When I played him, I saw him as this huge sculpture of a man. I couldn't see the face, but I could see the shadow and feel the bulk of the man. I came to it through the performance of a Shakespearean or Jacobean tragedy; a man whose youth has slipped away and middle-aged life is in crisis. He's politically adrift, emotionally adrift, spiritually adrift, so I came to him as someone who I really empathized with and felt when the curtain goes down, you're so ambivalent that you miss him. You can't help but like him.

This was your first film with Polanski. How did his style differ from other directors you've worked with?
Just his intensity as a filmmaker and the baggage that he comes with. I didn't have any expectations. I began to read his biography, but I put his down because I didn't want to know that much. I knew as much I knew about the tragedy in his life and the case that is ongoing, and I didn't really want to get into it, actually. It was none of my business. But just the cinematic intensity of the man and approach to the work was so hands-on and all-prevailing you are really in the 'House of Polanski' when you walk on set. You feel it. He's not a very tall man but he's operatic in his intensity. I heard actors abhor the way he works and actors glorify the way he works. I just went with the flow.

It was an intense experience though. The name alone conjures up so many images of a turbulent life and he stands alone on the cinematic stage as a genius and a tortured soul. Many labels can be given to him I suppose. I just loved the drama of working with this cinematic director whose work I really admired and was fascinated by from 'Knife in the Water' all the way through.

Are you concerned that external events in his life will overshadow the film itself?
I think the film stands alone because the book was such a popular page-turner and I think the current events, with the Chilcot investigation [where Blair was forced to explain his claim that Iraq had WMDs] with Mr. Tony Blair will only add to it. Though you cannot escape the history of Mr. Polanski, so the film stands right there in the vortex of both issues and both men in their time.


As someone very much in the public eye, did you bring any personal experience into the role?
I don't think so. I don't think I, Pierce Brosnan, live in any bubble [like Lang].

But you can't walk down a street without getting recognized.
Oh, I get recognized and you position yourself just to get on with your life.
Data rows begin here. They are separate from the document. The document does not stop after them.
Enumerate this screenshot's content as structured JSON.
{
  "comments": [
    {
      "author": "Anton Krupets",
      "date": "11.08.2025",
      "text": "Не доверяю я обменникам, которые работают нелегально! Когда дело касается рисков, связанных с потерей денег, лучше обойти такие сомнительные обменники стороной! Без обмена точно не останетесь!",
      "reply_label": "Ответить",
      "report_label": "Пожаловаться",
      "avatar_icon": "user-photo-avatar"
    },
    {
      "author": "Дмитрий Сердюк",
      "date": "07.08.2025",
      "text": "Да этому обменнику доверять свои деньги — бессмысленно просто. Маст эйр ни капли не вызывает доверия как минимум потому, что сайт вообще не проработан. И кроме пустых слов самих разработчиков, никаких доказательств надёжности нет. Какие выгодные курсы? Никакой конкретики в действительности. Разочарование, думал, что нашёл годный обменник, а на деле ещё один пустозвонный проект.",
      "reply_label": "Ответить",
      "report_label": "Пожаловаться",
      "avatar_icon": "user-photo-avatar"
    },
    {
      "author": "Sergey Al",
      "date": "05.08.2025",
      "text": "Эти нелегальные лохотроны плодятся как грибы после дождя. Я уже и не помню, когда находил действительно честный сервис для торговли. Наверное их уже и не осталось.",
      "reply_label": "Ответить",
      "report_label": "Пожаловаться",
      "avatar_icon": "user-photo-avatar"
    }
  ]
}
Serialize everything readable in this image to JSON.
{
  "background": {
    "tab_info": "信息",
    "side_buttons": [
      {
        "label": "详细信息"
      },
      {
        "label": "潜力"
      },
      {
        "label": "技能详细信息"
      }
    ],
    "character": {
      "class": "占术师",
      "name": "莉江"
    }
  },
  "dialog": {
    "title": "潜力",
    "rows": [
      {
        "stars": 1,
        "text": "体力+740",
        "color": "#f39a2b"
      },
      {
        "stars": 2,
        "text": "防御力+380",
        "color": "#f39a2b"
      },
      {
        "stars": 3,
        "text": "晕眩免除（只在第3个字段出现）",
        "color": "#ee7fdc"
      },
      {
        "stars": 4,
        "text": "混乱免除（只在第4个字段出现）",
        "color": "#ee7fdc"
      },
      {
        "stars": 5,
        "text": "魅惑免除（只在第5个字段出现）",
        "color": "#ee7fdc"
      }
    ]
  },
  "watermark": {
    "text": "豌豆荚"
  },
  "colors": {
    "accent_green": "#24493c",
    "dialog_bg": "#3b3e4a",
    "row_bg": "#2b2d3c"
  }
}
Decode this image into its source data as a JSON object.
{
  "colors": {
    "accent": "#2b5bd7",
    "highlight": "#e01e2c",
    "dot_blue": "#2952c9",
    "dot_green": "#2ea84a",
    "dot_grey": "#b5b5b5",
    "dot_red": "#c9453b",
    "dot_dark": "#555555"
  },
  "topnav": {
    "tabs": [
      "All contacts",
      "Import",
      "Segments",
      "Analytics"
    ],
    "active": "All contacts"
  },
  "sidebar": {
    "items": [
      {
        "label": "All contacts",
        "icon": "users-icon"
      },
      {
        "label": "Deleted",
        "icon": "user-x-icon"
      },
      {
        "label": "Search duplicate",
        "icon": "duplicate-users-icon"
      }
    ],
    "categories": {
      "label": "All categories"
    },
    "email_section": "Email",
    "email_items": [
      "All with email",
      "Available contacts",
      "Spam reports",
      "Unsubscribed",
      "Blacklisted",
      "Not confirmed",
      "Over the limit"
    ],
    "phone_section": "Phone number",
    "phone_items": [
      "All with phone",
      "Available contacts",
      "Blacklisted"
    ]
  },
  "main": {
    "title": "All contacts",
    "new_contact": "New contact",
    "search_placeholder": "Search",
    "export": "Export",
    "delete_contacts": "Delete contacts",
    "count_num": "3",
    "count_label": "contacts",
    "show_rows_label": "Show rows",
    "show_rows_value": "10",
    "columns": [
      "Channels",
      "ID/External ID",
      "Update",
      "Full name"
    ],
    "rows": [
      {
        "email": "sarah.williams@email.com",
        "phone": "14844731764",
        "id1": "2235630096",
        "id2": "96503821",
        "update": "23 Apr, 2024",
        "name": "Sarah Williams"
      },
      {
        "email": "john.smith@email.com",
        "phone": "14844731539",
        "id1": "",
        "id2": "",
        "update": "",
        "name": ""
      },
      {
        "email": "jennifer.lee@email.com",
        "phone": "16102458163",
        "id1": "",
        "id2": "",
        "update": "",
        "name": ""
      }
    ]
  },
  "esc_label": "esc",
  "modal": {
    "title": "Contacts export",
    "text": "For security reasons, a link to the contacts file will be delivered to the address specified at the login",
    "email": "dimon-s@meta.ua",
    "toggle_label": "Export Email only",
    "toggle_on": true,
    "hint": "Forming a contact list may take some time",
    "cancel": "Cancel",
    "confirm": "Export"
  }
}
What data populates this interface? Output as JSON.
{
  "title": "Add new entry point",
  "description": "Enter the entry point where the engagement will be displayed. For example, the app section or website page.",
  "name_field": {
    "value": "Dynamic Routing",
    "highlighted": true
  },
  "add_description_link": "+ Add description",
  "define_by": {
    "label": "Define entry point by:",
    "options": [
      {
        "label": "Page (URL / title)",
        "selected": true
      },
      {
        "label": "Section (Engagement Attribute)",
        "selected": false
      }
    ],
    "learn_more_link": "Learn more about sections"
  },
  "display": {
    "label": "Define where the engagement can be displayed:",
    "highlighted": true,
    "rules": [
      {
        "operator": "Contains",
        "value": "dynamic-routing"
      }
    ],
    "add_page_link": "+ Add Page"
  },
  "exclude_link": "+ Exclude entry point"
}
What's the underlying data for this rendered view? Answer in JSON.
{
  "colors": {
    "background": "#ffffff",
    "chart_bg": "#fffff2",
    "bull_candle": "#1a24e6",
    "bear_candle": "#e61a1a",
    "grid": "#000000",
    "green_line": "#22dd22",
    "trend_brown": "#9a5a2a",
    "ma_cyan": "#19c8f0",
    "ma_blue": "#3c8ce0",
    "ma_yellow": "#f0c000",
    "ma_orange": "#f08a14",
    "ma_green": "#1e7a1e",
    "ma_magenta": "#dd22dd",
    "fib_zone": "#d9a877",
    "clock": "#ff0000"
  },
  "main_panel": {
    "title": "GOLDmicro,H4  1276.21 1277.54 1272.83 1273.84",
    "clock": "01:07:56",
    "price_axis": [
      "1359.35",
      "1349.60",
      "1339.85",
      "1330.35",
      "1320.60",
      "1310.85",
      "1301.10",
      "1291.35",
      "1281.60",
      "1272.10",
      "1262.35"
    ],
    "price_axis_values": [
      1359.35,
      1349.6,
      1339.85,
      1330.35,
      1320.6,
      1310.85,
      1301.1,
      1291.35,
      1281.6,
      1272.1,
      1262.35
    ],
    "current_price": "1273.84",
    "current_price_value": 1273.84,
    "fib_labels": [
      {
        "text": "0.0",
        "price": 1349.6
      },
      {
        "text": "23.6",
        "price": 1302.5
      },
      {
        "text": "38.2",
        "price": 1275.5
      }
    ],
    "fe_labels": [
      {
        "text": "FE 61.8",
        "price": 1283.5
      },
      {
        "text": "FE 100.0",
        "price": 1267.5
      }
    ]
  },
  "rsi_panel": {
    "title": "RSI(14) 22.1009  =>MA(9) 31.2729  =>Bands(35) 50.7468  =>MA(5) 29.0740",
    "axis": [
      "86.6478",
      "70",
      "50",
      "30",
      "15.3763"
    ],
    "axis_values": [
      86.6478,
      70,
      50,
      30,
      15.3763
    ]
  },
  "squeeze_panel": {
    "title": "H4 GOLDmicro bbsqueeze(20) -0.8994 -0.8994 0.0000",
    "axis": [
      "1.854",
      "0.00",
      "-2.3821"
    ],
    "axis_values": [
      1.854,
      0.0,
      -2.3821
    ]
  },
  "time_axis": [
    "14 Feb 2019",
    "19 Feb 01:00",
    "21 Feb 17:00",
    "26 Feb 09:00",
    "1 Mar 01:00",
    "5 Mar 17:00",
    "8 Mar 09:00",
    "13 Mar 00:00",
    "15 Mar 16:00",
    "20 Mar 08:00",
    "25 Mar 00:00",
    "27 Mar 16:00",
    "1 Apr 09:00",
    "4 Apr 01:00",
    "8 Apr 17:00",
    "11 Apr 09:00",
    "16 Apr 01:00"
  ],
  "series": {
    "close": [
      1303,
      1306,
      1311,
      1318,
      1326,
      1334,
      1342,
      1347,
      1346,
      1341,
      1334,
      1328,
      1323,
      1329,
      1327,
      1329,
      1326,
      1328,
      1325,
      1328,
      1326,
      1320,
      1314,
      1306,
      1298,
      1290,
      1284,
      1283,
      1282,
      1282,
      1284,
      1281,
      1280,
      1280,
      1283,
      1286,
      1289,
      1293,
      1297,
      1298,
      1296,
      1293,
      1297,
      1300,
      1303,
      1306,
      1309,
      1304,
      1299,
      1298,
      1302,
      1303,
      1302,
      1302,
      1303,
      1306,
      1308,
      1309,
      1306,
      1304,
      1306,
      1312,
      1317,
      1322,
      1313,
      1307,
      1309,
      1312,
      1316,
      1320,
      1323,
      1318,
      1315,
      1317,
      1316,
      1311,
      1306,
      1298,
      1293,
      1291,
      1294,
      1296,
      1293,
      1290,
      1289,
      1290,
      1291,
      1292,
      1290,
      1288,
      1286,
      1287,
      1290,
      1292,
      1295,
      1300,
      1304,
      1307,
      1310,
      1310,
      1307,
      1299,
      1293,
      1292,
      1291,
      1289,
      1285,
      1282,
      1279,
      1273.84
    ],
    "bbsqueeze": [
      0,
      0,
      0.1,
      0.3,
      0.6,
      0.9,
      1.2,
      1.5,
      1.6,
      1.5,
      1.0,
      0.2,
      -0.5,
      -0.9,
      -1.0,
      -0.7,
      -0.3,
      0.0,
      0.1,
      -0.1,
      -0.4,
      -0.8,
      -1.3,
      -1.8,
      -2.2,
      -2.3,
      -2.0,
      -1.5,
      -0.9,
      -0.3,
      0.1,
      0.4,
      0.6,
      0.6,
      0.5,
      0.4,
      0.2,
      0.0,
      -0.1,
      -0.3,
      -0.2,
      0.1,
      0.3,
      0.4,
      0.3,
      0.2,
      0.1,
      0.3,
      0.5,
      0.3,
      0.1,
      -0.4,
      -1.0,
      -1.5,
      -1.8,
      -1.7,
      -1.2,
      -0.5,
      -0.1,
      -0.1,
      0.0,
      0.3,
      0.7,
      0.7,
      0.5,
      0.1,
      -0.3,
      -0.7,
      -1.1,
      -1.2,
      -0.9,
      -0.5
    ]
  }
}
I enjoy the company of my fellow man and woman and I do not wish to be sequestered away in any type of bubble.

There's been rumors for a while about a sequel to 'Thomas Crown Affair.' What's the status of that?
We have a script and a structure that is good and I I hope we can do it, but it's not a definite.

Have you seen 'Casino Royale' or 'Quantum of Solace' and if so, were there any parts where you said 'I would've done that this way' to yourself?
(Laughs) I haven't seen Daniel Craig's Bond movies. I have stayed away from them. I tried to watch 'Casino Royale' once on a plane but it broke down on me twice. I had to take leave of it. It was such a huge part of my life, but they certainly got the right man for the job, and I think his brilliance, from what I hear and the small parts that I've seen, will certainly stand the testament of time.

CATEGORIES Interviews